[The task] Wherever "Microsoft" turns up in the entries, copy out the line that holds it.

[Task material]

*-*-*

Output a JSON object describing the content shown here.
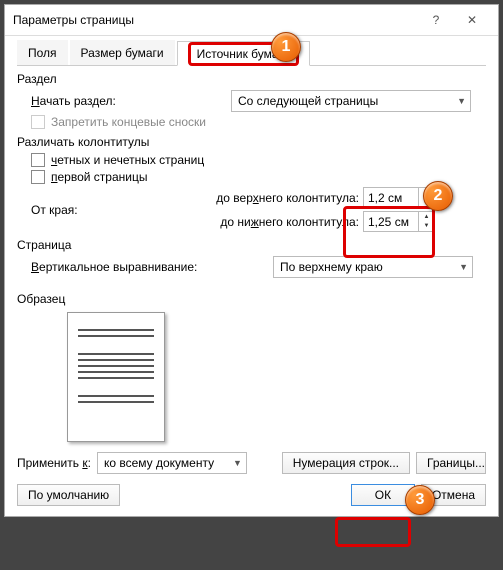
{
  "titlebar": {
    "title": "Параметры страницы"
  },
  "tabs": {
    "fields": "Поля",
    "paperSize": "Размер бумаги",
    "paperSource": "Источник бумаги"
  },
  "section": {
    "legend": "Раздел",
    "startLabel": "Начать раздел:",
    "startValue": "Со следующей страницы",
    "noEndnotes": "Запретить концевые сноски"
  },
  "headersFooters": {
    "legend": "Различать колонтитулы",
    "oddEven": "четных и нечетных страниц",
    "firstPage": "первой страницы",
    "fromEdgeLabel": "От края:",
    "headerLabel": "до верхнего колонтитула:",
    "footerLabel": "до нижнего колонтитула:",
    "headerValue": "1,2 см",
    "footerValue": "1,25 см"
  },
  "page": {
    "legend": "Страница",
    "vertAlignLabel": "Вертикальное выравнивание:",
    "vertAlignValue": "По верхнему краю"
  },
  "preview": {
    "legend": "Образец"
  },
  "applyTo": {
    "label": "Применить к:",
    "value": "ко всему документу"
  },
  "buttons": {
    "lineNumbers": "Нумерация строк...",
    "borders": "Границы...",
    "default": "По умолчанию",
    "ok": "ОК",
    "cancel": "Отмена"
  },
  "badges": {
    "b1": "1",
    "b2": "2",
    "b3": "3"
  }
}
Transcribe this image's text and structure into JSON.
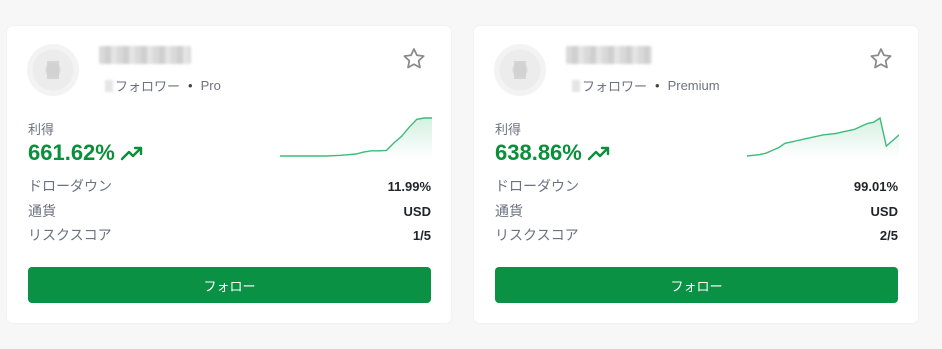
{
  "colors": {
    "accent_green": "#0a9144",
    "profit_green": "#0a8f3a",
    "sparkline": "#3dbb79"
  },
  "cards": [
    {
      "followers_label": "フォロワー",
      "tier": "Pro",
      "profit_label": "利得",
      "profit_value": "661.62%",
      "sparkline": [
        2,
        2,
        2,
        2,
        2,
        2,
        2,
        2.2,
        2.5,
        3,
        3.5,
        5,
        6,
        6,
        6.3,
        12,
        17,
        24,
        30,
        31,
        31
      ],
      "stats": [
        {
          "label": "ドローダウン",
          "value": "11.99%"
        },
        {
          "label": "通貨",
          "value": "USD"
        },
        {
          "label": "リスクスコア",
          "value": "1/5"
        }
      ],
      "follow_label": "フォロー",
      "icons": {
        "favorite": "star-outline-icon",
        "trend": "trending-up-icon"
      }
    },
    {
      "followers_label": "フォロワー",
      "tier": "Premium",
      "profit_label": "利得",
      "profit_value": "638.86%",
      "sparkline": [
        1,
        1.5,
        2,
        3,
        5,
        7,
        10,
        11,
        12,
        13,
        14,
        15,
        16,
        16.5,
        17,
        18,
        19,
        20,
        22,
        24,
        25,
        28,
        8,
        12,
        16
      ],
      "stats": [
        {
          "label": "ドローダウン",
          "value": "99.01%"
        },
        {
          "label": "通貨",
          "value": "USD"
        },
        {
          "label": "リスクスコア",
          "value": "2/5"
        }
      ],
      "follow_label": "フォロー",
      "icons": {
        "favorite": "star-outline-icon",
        "trend": "trending-up-icon"
      }
    }
  ]
}
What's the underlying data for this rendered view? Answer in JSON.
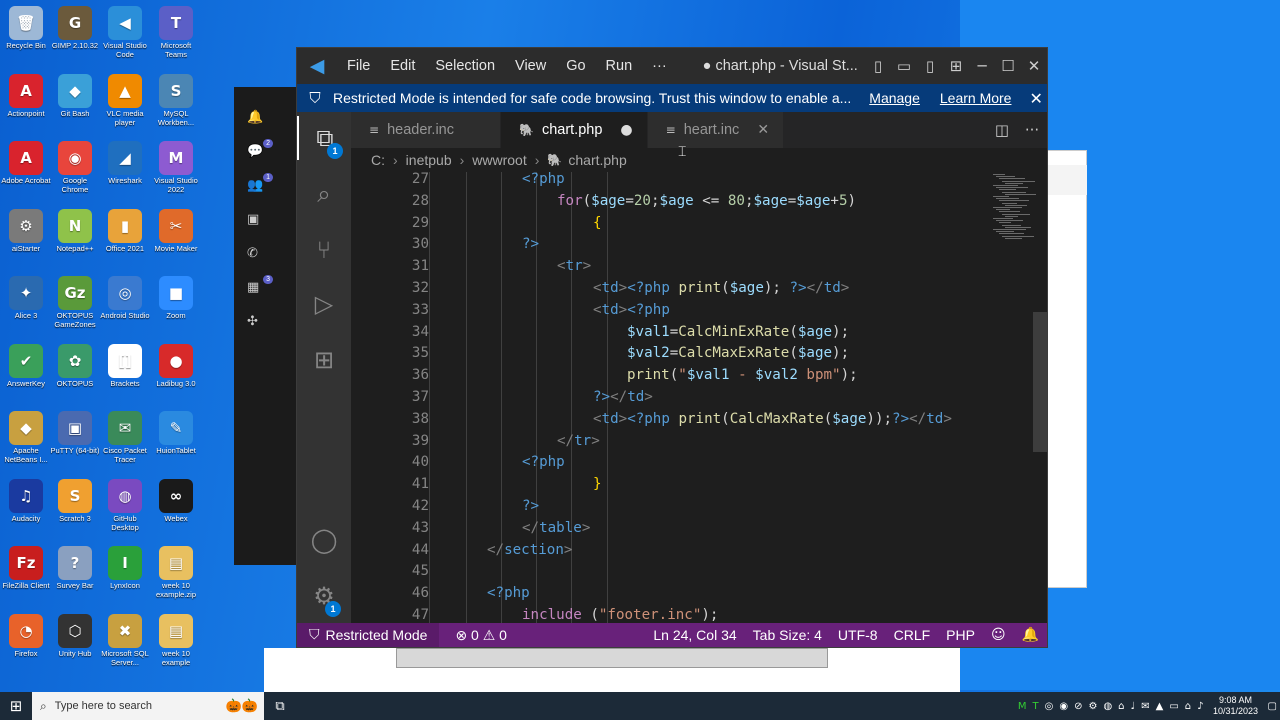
{
  "desktop": {
    "icons": [
      {
        "label": "Recycle Bin",
        "icon": "recycle-bin-icon",
        "color": "#9db8d6",
        "glyph": "🗑"
      },
      {
        "label": "GIMP 2.10.32",
        "icon": "gimp-icon",
        "color": "#6b5a3c",
        "glyph": "G"
      },
      {
        "label": "Visual Studio Code",
        "icon": "vscode-icon",
        "color": "#2b8fd9",
        "glyph": "◀"
      },
      {
        "label": "Microsoft Teams",
        "icon": "teams-icon",
        "color": "#5b5fc7",
        "glyph": "T"
      },
      {
        "label": "Actionpoint",
        "icon": "actionpoint-icon",
        "color": "#d9232d",
        "glyph": "A"
      },
      {
        "label": "Git Bash",
        "icon": "git-bash-icon",
        "color": "#3aa0d8",
        "glyph": "◆"
      },
      {
        "label": "VLC media player",
        "icon": "vlc-icon",
        "color": "#f08a00",
        "glyph": "▲"
      },
      {
        "label": "MySQL Workben...",
        "icon": "mysql-workbench-icon",
        "color": "#4b86b4",
        "glyph": "S"
      },
      {
        "label": "Adobe Acrobat",
        "icon": "acrobat-icon",
        "color": "#d9232d",
        "glyph": "A"
      },
      {
        "label": "Google Chrome",
        "icon": "chrome-icon",
        "color": "#e8453c",
        "glyph": "◉"
      },
      {
        "label": "Wireshark",
        "icon": "wireshark-icon",
        "color": "#1f6fbf",
        "glyph": "◢"
      },
      {
        "label": "Visual Studio 2022",
        "icon": "visual-studio-icon",
        "color": "#8d5bd1",
        "glyph": "M"
      },
      {
        "label": "aiStarter",
        "icon": "aistarter-icon",
        "color": "#7a7a7a",
        "glyph": "⚙"
      },
      {
        "label": "Notepad++",
        "icon": "notepadpp-icon",
        "color": "#8fc24a",
        "glyph": "N"
      },
      {
        "label": "Office 2021",
        "icon": "office-icon",
        "color": "#e8a33a",
        "glyph": "▮"
      },
      {
        "label": "Movie Maker",
        "icon": "movie-maker-icon",
        "color": "#e06a2a",
        "glyph": "✂"
      },
      {
        "label": "Alice 3",
        "icon": "alice-icon",
        "color": "#2a6ab0",
        "glyph": "✦"
      },
      {
        "label": "OKTOPUS GameZones",
        "icon": "oktopus-gamezones-icon",
        "color": "#5a9a3a",
        "glyph": "Gz"
      },
      {
        "label": "Android Studio",
        "icon": "android-studio-icon",
        "color": "#3a7ad0",
        "glyph": "◎"
      },
      {
        "label": "Zoom",
        "icon": "zoom-icon",
        "color": "#2d8cff",
        "glyph": "■"
      },
      {
        "label": "AnswerKey",
        "icon": "answerkey-icon",
        "color": "#3aa05a",
        "glyph": "✔"
      },
      {
        "label": "OKTOPUS",
        "icon": "oktopus-icon",
        "color": "#3a9a6a",
        "glyph": "✿"
      },
      {
        "label": "Brackets",
        "icon": "brackets-icon",
        "color": "#ffffff",
        "glyph": "[]"
      },
      {
        "label": "Ladibug 3.0",
        "icon": "ladibug-icon",
        "color": "#d82a2a",
        "glyph": "●"
      },
      {
        "label": "Apache NetBeans I...",
        "icon": "netbeans-icon",
        "color": "#c8a040",
        "glyph": "◆"
      },
      {
        "label": "PuTTY (64-bit)",
        "icon": "putty-icon",
        "color": "#4a6ab0",
        "glyph": "▣"
      },
      {
        "label": "Cisco Packet Tracer",
        "icon": "packet-tracer-icon",
        "color": "#3a8a5a",
        "glyph": "✉"
      },
      {
        "label": "HuionTablet",
        "icon": "huion-icon",
        "color": "#2a8ae0",
        "glyph": "✎"
      },
      {
        "label": "Audacity",
        "icon": "audacity-icon",
        "color": "#1a3aa0",
        "glyph": "♫"
      },
      {
        "label": "Scratch 3",
        "icon": "scratch-icon",
        "color": "#f0a030",
        "glyph": "S"
      },
      {
        "label": "GitHub Desktop",
        "icon": "github-desktop-icon",
        "color": "#7a4ac0",
        "glyph": "◍"
      },
      {
        "label": "Webex",
        "icon": "webex-icon",
        "color": "#1a1a1a",
        "glyph": "∞"
      },
      {
        "label": "FileZilla Client",
        "icon": "filezilla-icon",
        "color": "#c81e1e",
        "glyph": "Fz"
      },
      {
        "label": "Survey Bar",
        "icon": "survey-bar-icon",
        "color": "#8aa0c0",
        "glyph": "?"
      },
      {
        "label": "LynxIcon",
        "icon": "lynxicon-icon",
        "color": "#2aa03a",
        "glyph": "I"
      },
      {
        "label": "week 10 example.zip",
        "icon": "zip-folder-icon",
        "color": "#e8c060",
        "glyph": "▤"
      },
      {
        "label": "Firefox",
        "icon": "firefox-icon",
        "color": "#e8622a",
        "glyph": "◔"
      },
      {
        "label": "Unity Hub",
        "icon": "unity-hub-icon",
        "color": "#333333",
        "glyph": "⬡"
      },
      {
        "label": "Microsoft SQL Server...",
        "icon": "sql-server-icon",
        "color": "#c8a040",
        "glyph": "✖"
      },
      {
        "label": "week 10 example",
        "icon": "folder-icon",
        "color": "#e8c060",
        "glyph": "▤"
      }
    ]
  },
  "teams": {
    "badge_chat": "2",
    "badge_teams": "1",
    "badge_calendar": "3"
  },
  "vscode": {
    "menu": [
      "File",
      "Edit",
      "Selection",
      "View",
      "Go",
      "Run"
    ],
    "more": "···",
    "title": "● chart.php - Visual St...",
    "banner": {
      "text": "Restricted Mode is intended for safe code browsing. Trust this window to enable a...",
      "manage": "Manage",
      "learn_more": "Learn More"
    },
    "explorer_badge": "1",
    "manage_badge": "1",
    "tabs": [
      {
        "label": "header.inc",
        "icon": "file-lines-icon",
        "active": false
      },
      {
        "label": "chart.php",
        "icon": "php-elephant-icon",
        "active": true,
        "modified": true
      },
      {
        "label": "heart.inc",
        "icon": "file-lines-icon",
        "active": false
      }
    ],
    "breadcrumb": [
      "C:",
      "inetpub",
      "wwwroot",
      "chart.php"
    ],
    "status": {
      "restricted": "Restricted Mode",
      "problems": "⊗ 0 ⚠ 0",
      "position": "Ln 24, Col 34",
      "tab_size": "Tab Size: 4",
      "encoding": "UTF-8",
      "eol": "CRLF",
      "language": "PHP"
    }
  },
  "taskbar": {
    "search_placeholder": "Type here to search",
    "time": "9:08 AM",
    "date": "10/31/2023"
  }
}
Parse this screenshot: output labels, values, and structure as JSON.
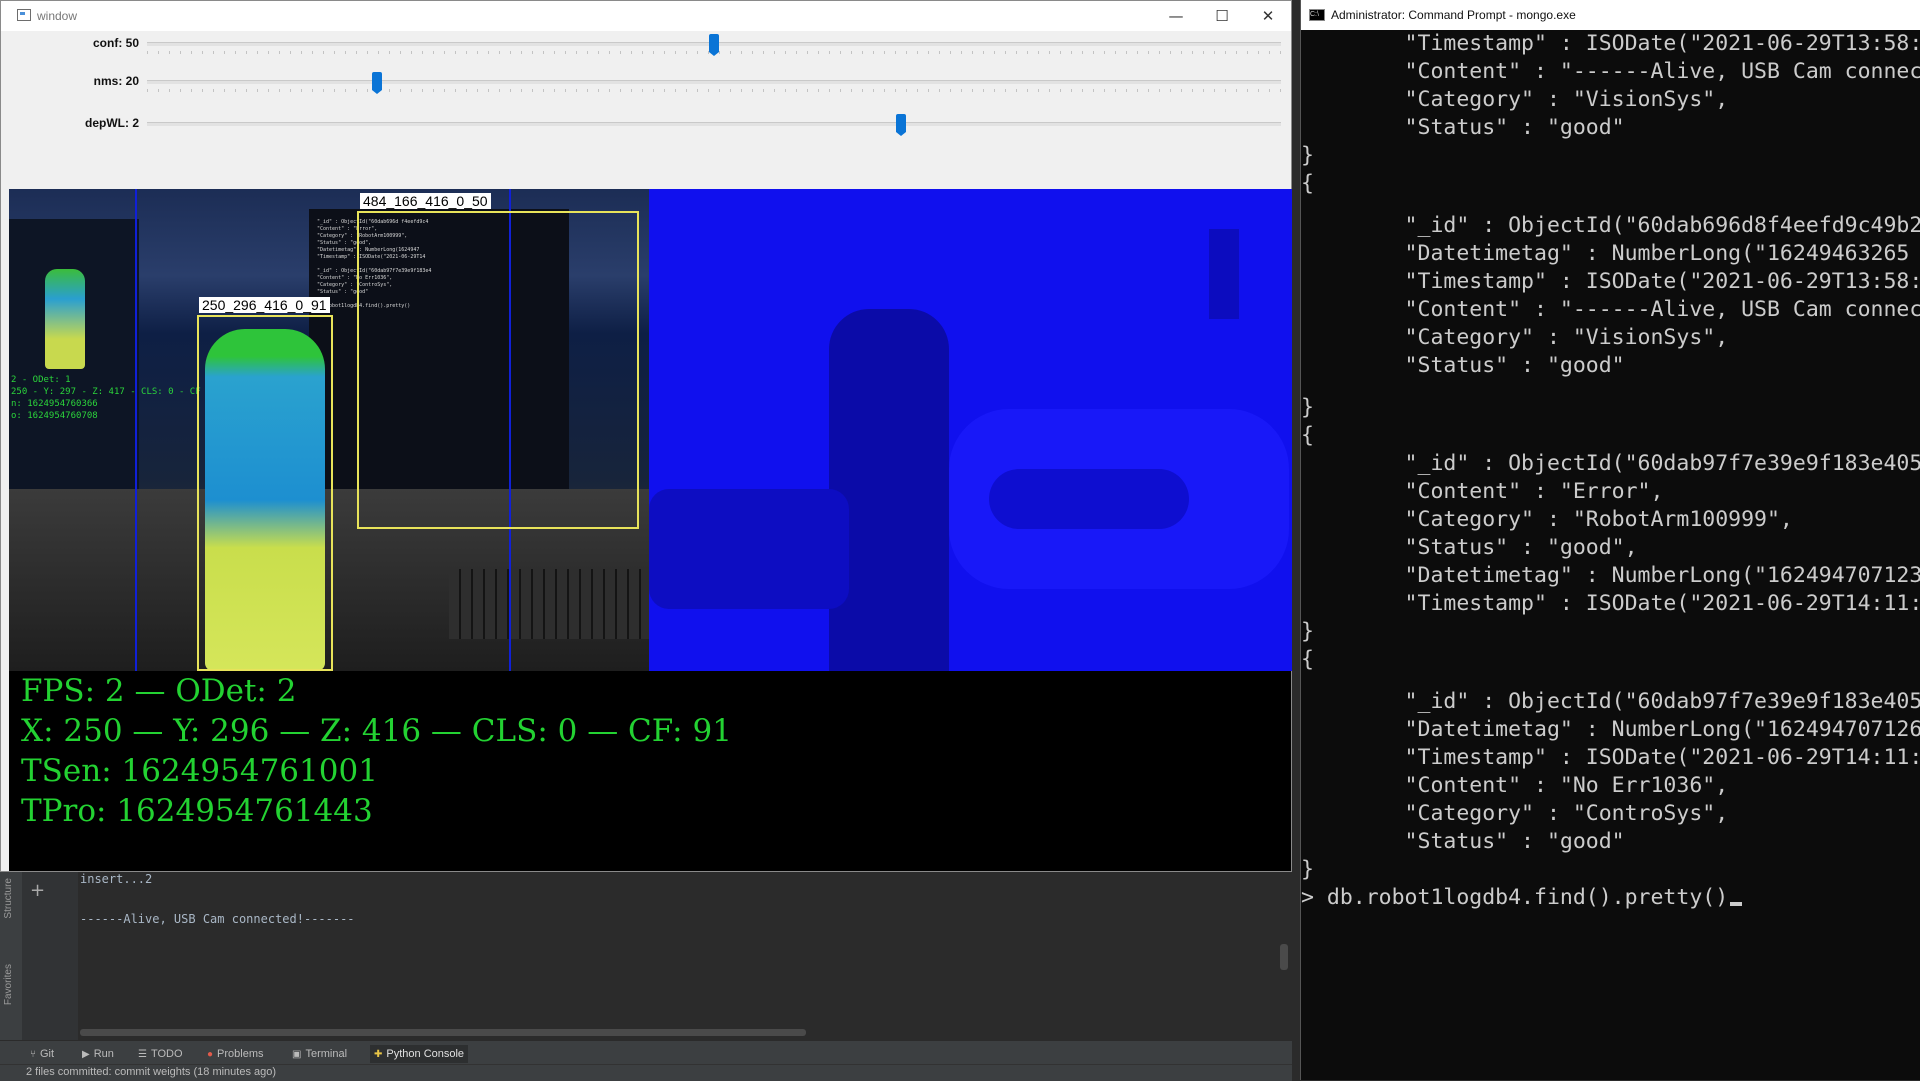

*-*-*

[Exercise result]
        "label": "Microsoft Teams",
        "label": "Microsoft SQL Server...",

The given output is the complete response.